A “-wich town” is a settlement in Anglo-Saxon England characterised by extensive artisanal activity and trade – an “emporium”. The name is derived from the Anglo-Saxon suffix -wīc, signifying “a dwelling or fortified place”. Such settlements were usually coastal and many have left material traces found during excavation.
Eilert Ekwall wrote: “OE wīc, an early loan-word from Lat vicus, means ‘dwelling, dwelling-place; village, hamlet, town; street in a town; farm, esp. a dairy-farm’. . . . It is impossible to distinguish neatly between the various senses. Probably the most common meaning is ‘dairy-farm’. . . . In names of salt-working towns . . . wīc originally denoted the buildings connected with a salt-pit or even the town that grew up around it. But a special meaning ‘salt-works’, found already in DB, developed.”
As well as -wich, -wīc was the origin of the endings -wyck and -wick, as, for example, in Papplewick, Nottinghamshire.
Four former “-wīc towns” are known in England as the consequence of excavation. Two of these – Jorvik (Jorwic) in present-day York and Lundenwic near London – are waterfront sites, while the other two, Hamwic in Southampton and Gipeswic (Gippeswic) in Ipswich are further inland.
What, of those mentioned or implied.
“Which song made the charts?”
The one or ones that.
“Show me which one is bigger.”
“They couldn’t decide which song to play.”
The one or ones mentioned.
“He once owned a painting of the house, which painting would later be stolen.”
“For several seconds he sat in silence, during which time the tea and sandwiches arrived.”
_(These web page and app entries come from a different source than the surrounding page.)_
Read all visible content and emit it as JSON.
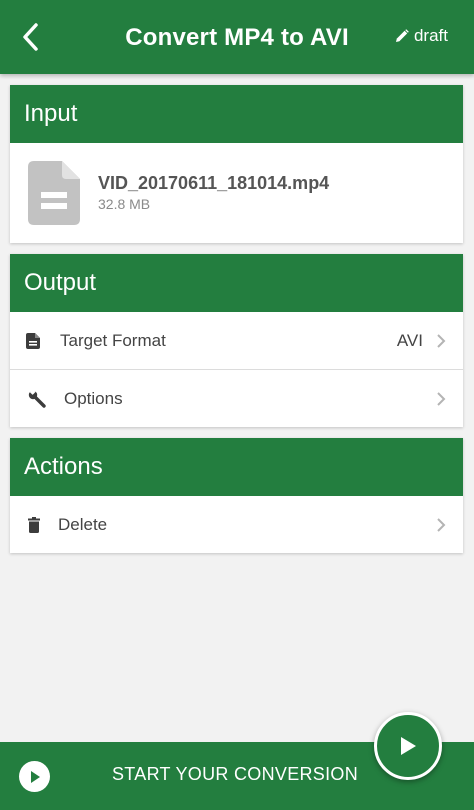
{
  "app_bar": {
    "title": "Convert MP4 to AVI",
    "draft_label": "draft",
    "back_icon": "chevron-left-icon",
    "draft_icon": "pencil-icon"
  },
  "input_card": {
    "header": "Input",
    "file": {
      "name": "VID_20170611_181014.mp4",
      "size": "32.8 MB",
      "icon": "document-icon"
    }
  },
  "output_card": {
    "header": "Output",
    "rows": [
      {
        "label": "Target Format",
        "value": "AVI",
        "icon": "file-icon"
      },
      {
        "label": "Options",
        "value": "",
        "icon": "wrench-icon"
      }
    ]
  },
  "actions_card": {
    "header": "Actions",
    "rows": [
      {
        "label": "Delete",
        "icon": "trash-icon"
      }
    ]
  },
  "bottom_bar": {
    "label": "START YOUR CONVERSION",
    "icon": "play-circle-icon"
  },
  "fab": {
    "icon": "play-icon"
  },
  "colors": {
    "primary": "#237e3f",
    "background": "#f2f2f2",
    "card": "#ffffff",
    "text": "#444444",
    "muted": "#8a8a8a",
    "chevron": "#b4b4b4"
  }
}
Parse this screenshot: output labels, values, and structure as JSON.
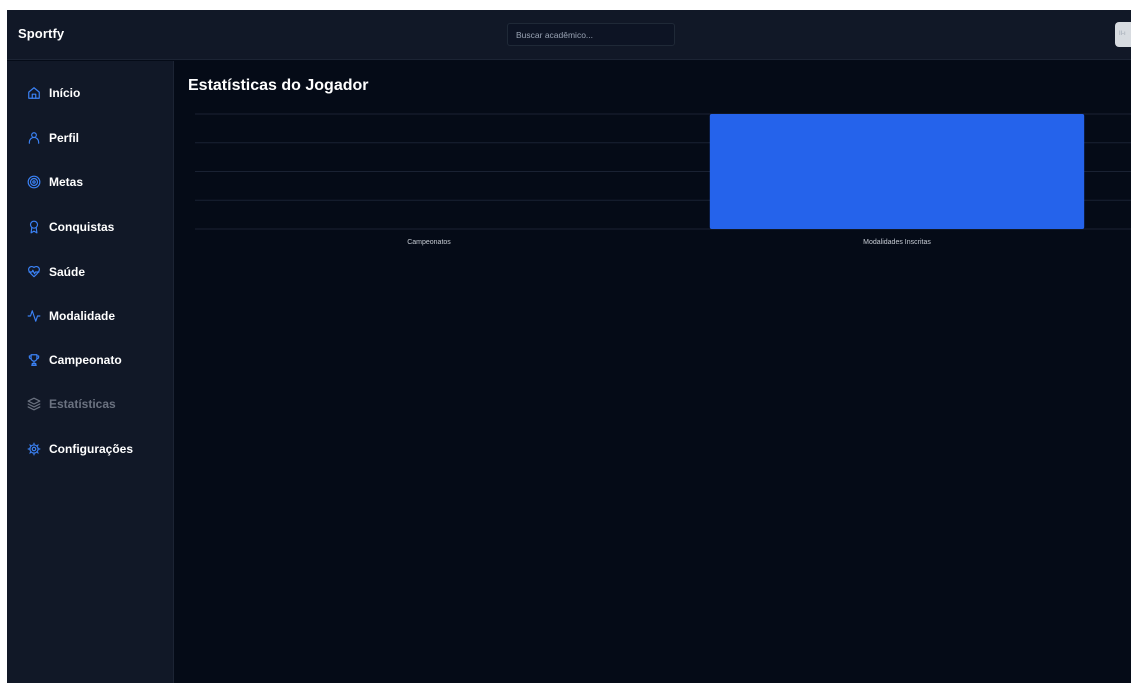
{
  "app": {
    "brand": "Sportfy"
  },
  "search": {
    "placeholder": "Buscar acadêmico..."
  },
  "header": {
    "corner_button_text": "Il-ı"
  },
  "sidebar": {
    "items": [
      {
        "label": "Início",
        "icon": "home-icon",
        "active": false
      },
      {
        "label": "Perfil",
        "icon": "user-icon",
        "active": false
      },
      {
        "label": "Metas",
        "icon": "target-icon",
        "active": false
      },
      {
        "label": "Conquistas",
        "icon": "award-icon",
        "active": false
      },
      {
        "label": "Saúde",
        "icon": "heart-pulse-icon",
        "active": false
      },
      {
        "label": "Modalidade",
        "icon": "activity-icon",
        "active": false
      },
      {
        "label": "Campeonato",
        "icon": "trophy-icon",
        "active": false
      },
      {
        "label": "Estatísticas",
        "icon": "layers-icon",
        "active": true
      },
      {
        "label": "Configurações",
        "icon": "settings-icon",
        "active": false
      }
    ],
    "accent_color": "#3b82f6",
    "inactive_label_color": "#ffffff",
    "active_label_color": "#6b7280"
  },
  "main": {
    "title": "Estatísticas do Jogador"
  },
  "chart_data": {
    "type": "bar",
    "categories": [
      "Campeonatos",
      "Modalidades Inscritas"
    ],
    "values": [
      0,
      1
    ],
    "ylim": [
      0,
      1
    ],
    "grid": true,
    "gridlines": 4,
    "bar_color": "#2563eb",
    "grid_color": "#1a2233",
    "title": "",
    "xlabel": "",
    "ylabel": ""
  }
}
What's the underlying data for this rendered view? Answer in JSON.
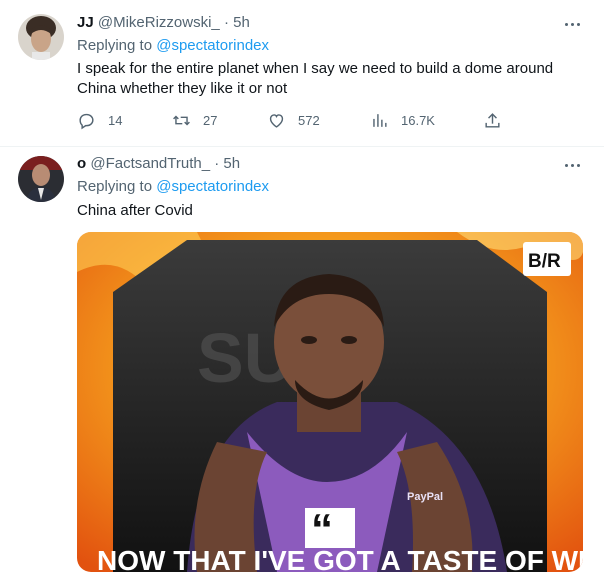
{
  "tweets": [
    {
      "display_name": "JJ",
      "handle": "@MikeRizzowski_",
      "time": "5h",
      "replying_prefix": "Replying to",
      "replying_to": "@spectatorindex",
      "text_line1": "I speak for the entire planet when I say we need to build a dome around",
      "text_line2": "China whether they like it or not",
      "reply_count": "14",
      "retweet_count": "27",
      "like_count": "572",
      "view_count": "16.7K"
    },
    {
      "display_name": "o",
      "handle": "@FactsandTruth_",
      "time": "5h",
      "replying_prefix": "Replying to",
      "replying_to": "@spectatorindex",
      "text": "China after Covid",
      "media": {
        "brand_logo": "B/R",
        "jersey_text": "PayPal",
        "caption_partial": "NOW THAT I'VE GOT A TASTE OF WHAT THAT"
      }
    }
  ],
  "colors": {
    "accent": "#1d9bf0",
    "muted": "#536471",
    "text": "#0f1419",
    "separator": "#eff3f4"
  }
}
“I’m thinking of getting a new car, in which case I’d get a red one.”
What one or ones (of those mentioned or implied).
“Which is bigger?;”
“Which is which?”
Who; whom; what (of those mentioned or implied).
“He walked by a door with a sign, which read: PRIVATE OFFICE.”
“We’ve met some problems which are very difficult to handle.”
“He had to leave, which was very difficult.”
“No art can be properly understood apart from the culture of which it is a part.”
Used of people (now generally who, whom or that).
An occurrence of the word which.